Fat has received bad reputation in the diet world, although only some of that reputation is deserved. While bad fats can contribute to poor health, some fats are needed for good health. Better understanding of types of fats and functions of various fats would help us understand more about the fats we need and the fats to avoid.

What are Carbohydrates?

What are Carbohydrates?

Carbohydrates in food are the main source of energy required by various body functions and muscular effort. They are necessary for the digestion and assimilation of other food elements, including regulation of protein and fat metabolism.

Types of Carbohydrate: Carbohydrates structurally are carbon, hydrogen, and oxygen molecules arranged in the form of rings. Simple carbohydrates like glucose, fructose (sugar in fruits), and galactose (sugar in milk) are composed of one single ring and are called monosaccharides. Sucrose (found in sugar cane and sugar beets), maltose (found in grains), and lactose (in milk) are composed of two rings linked together and are called disaccharides. The two rings in sucrose are made up of glucose plus fructose; maltose is glucose plus glucose; and lactose is glucose plus galactose. Disaccharides are broken into monosaccharide during digestion. Fiber is a carbohydrate but consists of very large molecules that are resistant to enzymatic action.

The human body, especially the brain, needs a constant supply of glucose. There are hormonal mechanisms that regulate glucose metabolism. Improper glucose metabolism may lead to obesity and diabetes. Hypoglycemia is condition when Glucose levels drop resulting in weakness and fatigue. Reducing sugar and eating small frequent meals focusing on whole grains, seeds, nuts, legumes, fresh fruits, and vegetables, low fat dairy, yogurt, and fish can aid in stabilizing blood sugar levels.

How is food digested in body

How is food digested in body

The foods we eat are chemically complex. They must be broken down by the body into simpler chemical forms which can be absorbed through the intestinal walls and transported by the blood to the body cells. In the cells, these nutrients provide energy and the correct building materials to sustain life.

Digestion is a series of physical and chemical changes by which food, taken into the body, is broken down in preparation for absorption from the intestinal tract into the bloodstream. These changes take place in the digestive tract, which includes the mouth, pharynx, esophagus, stomach, small intestine, and large intestine.

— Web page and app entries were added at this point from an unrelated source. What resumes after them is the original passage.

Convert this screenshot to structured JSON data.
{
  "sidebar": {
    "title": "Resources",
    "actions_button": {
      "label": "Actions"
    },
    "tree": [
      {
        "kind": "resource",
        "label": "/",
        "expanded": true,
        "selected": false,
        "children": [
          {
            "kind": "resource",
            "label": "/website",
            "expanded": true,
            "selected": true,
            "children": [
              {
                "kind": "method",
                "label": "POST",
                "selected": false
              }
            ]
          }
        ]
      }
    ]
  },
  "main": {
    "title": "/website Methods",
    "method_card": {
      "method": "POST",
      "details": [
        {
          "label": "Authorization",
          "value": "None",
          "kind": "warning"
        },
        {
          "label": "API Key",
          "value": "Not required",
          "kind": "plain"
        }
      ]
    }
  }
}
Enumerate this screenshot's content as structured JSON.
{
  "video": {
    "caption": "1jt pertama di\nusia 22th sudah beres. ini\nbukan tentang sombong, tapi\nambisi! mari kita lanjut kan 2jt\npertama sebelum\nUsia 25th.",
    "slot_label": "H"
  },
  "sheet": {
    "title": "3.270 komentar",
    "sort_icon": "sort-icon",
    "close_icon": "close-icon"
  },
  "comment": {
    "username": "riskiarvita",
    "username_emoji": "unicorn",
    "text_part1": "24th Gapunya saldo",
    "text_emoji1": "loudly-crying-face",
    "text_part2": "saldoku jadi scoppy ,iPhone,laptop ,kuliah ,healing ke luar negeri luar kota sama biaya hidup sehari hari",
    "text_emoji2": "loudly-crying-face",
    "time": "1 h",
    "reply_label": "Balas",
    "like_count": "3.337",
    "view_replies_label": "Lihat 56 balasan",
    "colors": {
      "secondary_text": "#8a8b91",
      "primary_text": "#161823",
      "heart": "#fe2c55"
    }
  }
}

Beginning in the mouth, chewing breaks large food pieces into smaller. Food that is masticated well allows for more complete enzymatic action. If left in chunks, food that passes into the stomach and intestine will likely remain undigested as enzymes are only able to work on the surface of these larger particles. The enzyme that is secreted in the mouth from the salivary glands is ptyalin. Ptyalin is necessary for the breakdown of carbohydrates.